> **Your instructions**:
Give back an exact copy of the entries beneath, minus the pictures.

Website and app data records
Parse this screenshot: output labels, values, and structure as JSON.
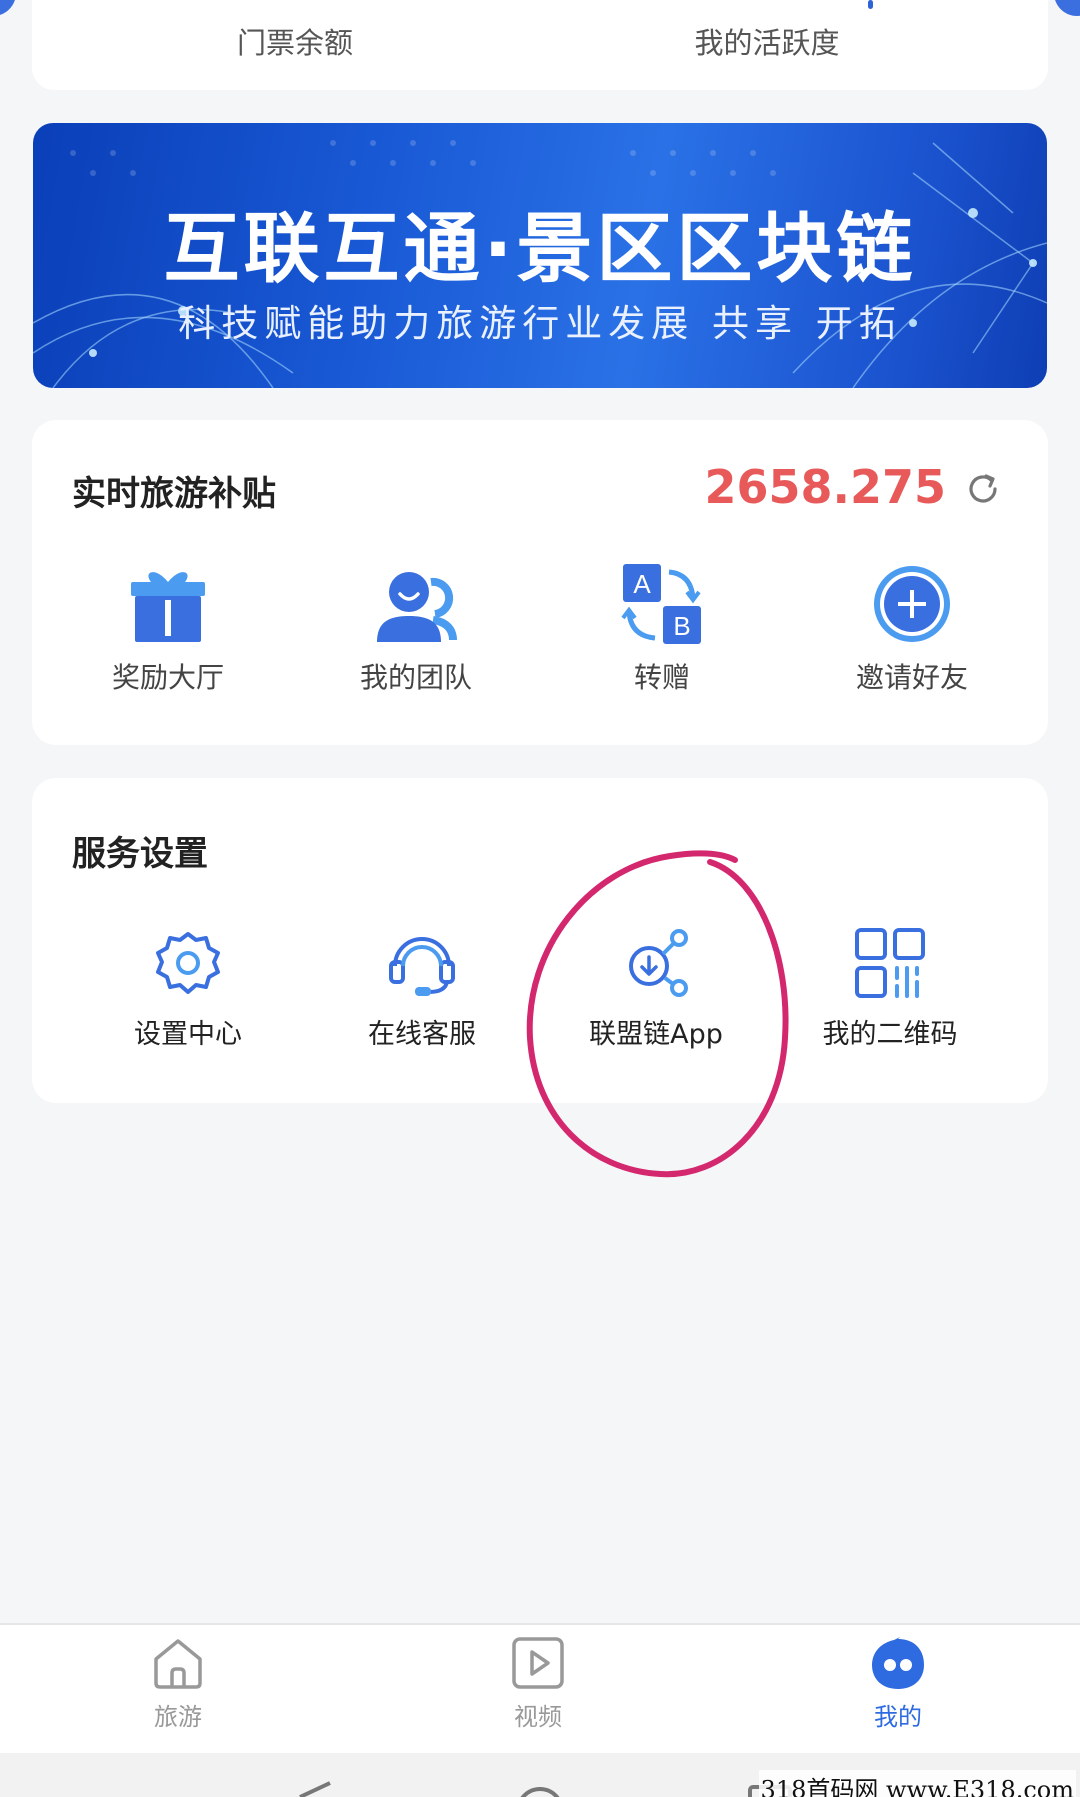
{
  "top_card": {
    "label_left": "门票余额",
    "label_right": "我的活跃度"
  },
  "banner": {
    "title": "互联互通·景区区块链",
    "subtitle": "科技赋能助力旅游行业发展 共享 开拓"
  },
  "subsidy": {
    "title": "实时旅游补贴",
    "amount": "2658.275",
    "items": [
      {
        "label": "奖励大厅",
        "icon": "gift-icon"
      },
      {
        "label": "我的团队",
        "icon": "team-icon"
      },
      {
        "label": "转赠",
        "icon": "transfer-ab-icon"
      },
      {
        "label": "邀请好友",
        "icon": "plus-circle-icon"
      }
    ]
  },
  "services": {
    "title": "服务设置",
    "items": [
      {
        "label": "设置中心",
        "icon": "gear-icon"
      },
      {
        "label": "在线客服",
        "icon": "headset-icon"
      },
      {
        "label": "联盟链App",
        "icon": "share-download-icon"
      },
      {
        "label": "我的二维码",
        "icon": "qr-code-icon"
      }
    ]
  },
  "tabbar": {
    "tabs": [
      {
        "label": "旅游",
        "icon": "home-icon",
        "active": false
      },
      {
        "label": "视频",
        "icon": "play-icon",
        "active": false
      },
      {
        "label": "我的",
        "icon": "profile-face-icon",
        "active": true
      }
    ]
  },
  "colors": {
    "accent": "#2f6be0",
    "amount": "#e85a5a",
    "annotation": "#d4286e"
  },
  "watermark": "318首码网 www.E318.com"
}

> **Exercise result**:
Parse this screenshot: output labels, values, and structure as JSON.
{
  "top_card": {
    "label_left": "门票余额",
    "label_right": "我的活跃度"
  },
  "banner": {
    "title": "互联互通·景区区块链",
    "subtitle": "科技赋能助力旅游行业发展 共享 开拓"
  },
  "subsidy": {
    "title": "实时旅游补贴",
    "amount": "2658.275",
    "items": [
      {
        "label": "奖励大厅",
        "icon": "gift-icon"
      },
      {
        "label": "我的团队",
        "icon": "team-icon"
      },
      {
        "label": "转赠",
        "icon": "transfer-ab-icon"
      },
      {
        "label": "邀请好友",
        "icon": "plus-circle-icon"
      }
    ]
  },
  "services": {
    "title": "服务设置",
    "items": [
      {
        "label": "设置中心",
        "icon": "gear-icon"
      },
      {
        "label": "在线客服",
        "icon": "headset-icon"
      },
      {
        "label": "联盟链App",
        "icon": "share-download-icon"
      },
      {
        "label": "我的二维码",
        "icon": "qr-code-icon"
      }
    ]
  },
  "tabbar": {
    "tabs": [
      {
        "label": "旅游",
        "icon": "home-icon",
        "active": false
      },
      {
        "label": "视频",
        "icon": "play-icon",
        "active": false
      },
      {
        "label": "我的",
        "icon": "profile-face-icon",
        "active": true
      }
    ]
  },
  "colors": {
    "accent": "#2f6be0",
    "amount": "#e85a5a",
    "annotation": "#d4286e"
  },
  "watermark": "318首码网 www.E318.com"
}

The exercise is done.